What you need to do
For the string "filled", report how many lines in the records below contain it, and nothing more.

Data to examine
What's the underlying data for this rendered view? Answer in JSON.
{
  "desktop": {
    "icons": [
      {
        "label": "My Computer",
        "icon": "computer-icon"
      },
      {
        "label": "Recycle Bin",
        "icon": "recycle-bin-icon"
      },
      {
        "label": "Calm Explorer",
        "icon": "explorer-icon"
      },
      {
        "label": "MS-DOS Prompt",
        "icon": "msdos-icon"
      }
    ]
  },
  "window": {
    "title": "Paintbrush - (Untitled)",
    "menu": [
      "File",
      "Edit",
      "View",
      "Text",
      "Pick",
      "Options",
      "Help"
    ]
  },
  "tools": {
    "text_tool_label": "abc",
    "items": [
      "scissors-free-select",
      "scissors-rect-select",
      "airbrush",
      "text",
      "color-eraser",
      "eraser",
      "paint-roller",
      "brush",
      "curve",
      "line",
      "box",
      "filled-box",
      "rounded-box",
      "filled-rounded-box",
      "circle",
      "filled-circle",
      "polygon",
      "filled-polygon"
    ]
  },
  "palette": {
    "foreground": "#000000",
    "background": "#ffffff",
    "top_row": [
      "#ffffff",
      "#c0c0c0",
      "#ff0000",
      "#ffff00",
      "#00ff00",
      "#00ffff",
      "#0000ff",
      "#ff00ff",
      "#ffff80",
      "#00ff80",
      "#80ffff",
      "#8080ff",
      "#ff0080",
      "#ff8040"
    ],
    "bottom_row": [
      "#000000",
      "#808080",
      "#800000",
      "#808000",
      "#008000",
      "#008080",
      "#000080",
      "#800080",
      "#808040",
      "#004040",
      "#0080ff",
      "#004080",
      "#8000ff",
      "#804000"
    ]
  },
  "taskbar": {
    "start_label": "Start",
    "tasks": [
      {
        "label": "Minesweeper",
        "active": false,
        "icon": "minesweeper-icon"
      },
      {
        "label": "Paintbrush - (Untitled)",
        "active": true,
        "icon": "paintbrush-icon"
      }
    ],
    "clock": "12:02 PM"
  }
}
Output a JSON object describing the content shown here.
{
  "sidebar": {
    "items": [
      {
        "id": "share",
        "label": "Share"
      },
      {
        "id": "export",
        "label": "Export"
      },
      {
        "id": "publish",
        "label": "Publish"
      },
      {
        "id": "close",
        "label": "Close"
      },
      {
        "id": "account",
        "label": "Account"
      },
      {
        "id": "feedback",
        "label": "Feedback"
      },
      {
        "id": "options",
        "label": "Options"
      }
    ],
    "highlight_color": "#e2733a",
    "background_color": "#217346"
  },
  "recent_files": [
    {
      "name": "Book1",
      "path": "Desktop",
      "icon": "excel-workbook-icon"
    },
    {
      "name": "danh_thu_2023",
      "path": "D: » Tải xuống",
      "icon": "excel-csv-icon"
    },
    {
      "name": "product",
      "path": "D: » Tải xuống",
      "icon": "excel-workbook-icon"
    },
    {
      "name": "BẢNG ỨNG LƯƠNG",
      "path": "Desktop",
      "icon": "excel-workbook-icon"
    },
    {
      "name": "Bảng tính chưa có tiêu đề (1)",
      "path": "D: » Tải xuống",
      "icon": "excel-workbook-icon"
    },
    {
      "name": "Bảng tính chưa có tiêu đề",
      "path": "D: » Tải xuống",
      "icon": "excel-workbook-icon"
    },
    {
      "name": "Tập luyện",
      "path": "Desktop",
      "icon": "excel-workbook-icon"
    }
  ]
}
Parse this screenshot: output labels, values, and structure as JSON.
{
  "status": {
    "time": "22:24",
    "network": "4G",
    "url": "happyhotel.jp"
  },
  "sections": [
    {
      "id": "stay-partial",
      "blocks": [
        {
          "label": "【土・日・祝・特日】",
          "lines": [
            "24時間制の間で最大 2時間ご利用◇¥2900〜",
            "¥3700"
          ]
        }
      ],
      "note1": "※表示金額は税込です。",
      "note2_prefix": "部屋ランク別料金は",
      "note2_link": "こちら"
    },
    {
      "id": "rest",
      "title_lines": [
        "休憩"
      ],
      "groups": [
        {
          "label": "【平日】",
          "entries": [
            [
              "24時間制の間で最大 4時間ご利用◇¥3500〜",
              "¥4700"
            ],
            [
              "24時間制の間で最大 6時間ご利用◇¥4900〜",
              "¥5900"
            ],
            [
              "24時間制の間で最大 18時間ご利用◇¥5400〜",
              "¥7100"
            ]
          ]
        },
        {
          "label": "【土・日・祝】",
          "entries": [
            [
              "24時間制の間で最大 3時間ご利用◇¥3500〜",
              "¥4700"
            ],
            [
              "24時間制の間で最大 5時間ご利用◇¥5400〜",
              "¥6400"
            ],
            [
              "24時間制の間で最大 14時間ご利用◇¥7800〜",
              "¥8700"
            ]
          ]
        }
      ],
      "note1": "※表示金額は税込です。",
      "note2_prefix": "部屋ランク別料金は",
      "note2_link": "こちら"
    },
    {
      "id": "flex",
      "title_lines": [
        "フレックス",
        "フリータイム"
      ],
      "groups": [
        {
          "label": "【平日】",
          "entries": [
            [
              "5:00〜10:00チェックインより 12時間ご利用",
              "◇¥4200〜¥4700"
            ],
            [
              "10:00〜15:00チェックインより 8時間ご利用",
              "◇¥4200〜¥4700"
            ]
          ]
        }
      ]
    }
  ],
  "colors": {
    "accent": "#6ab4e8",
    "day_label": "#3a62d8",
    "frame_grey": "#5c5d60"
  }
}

Written response
4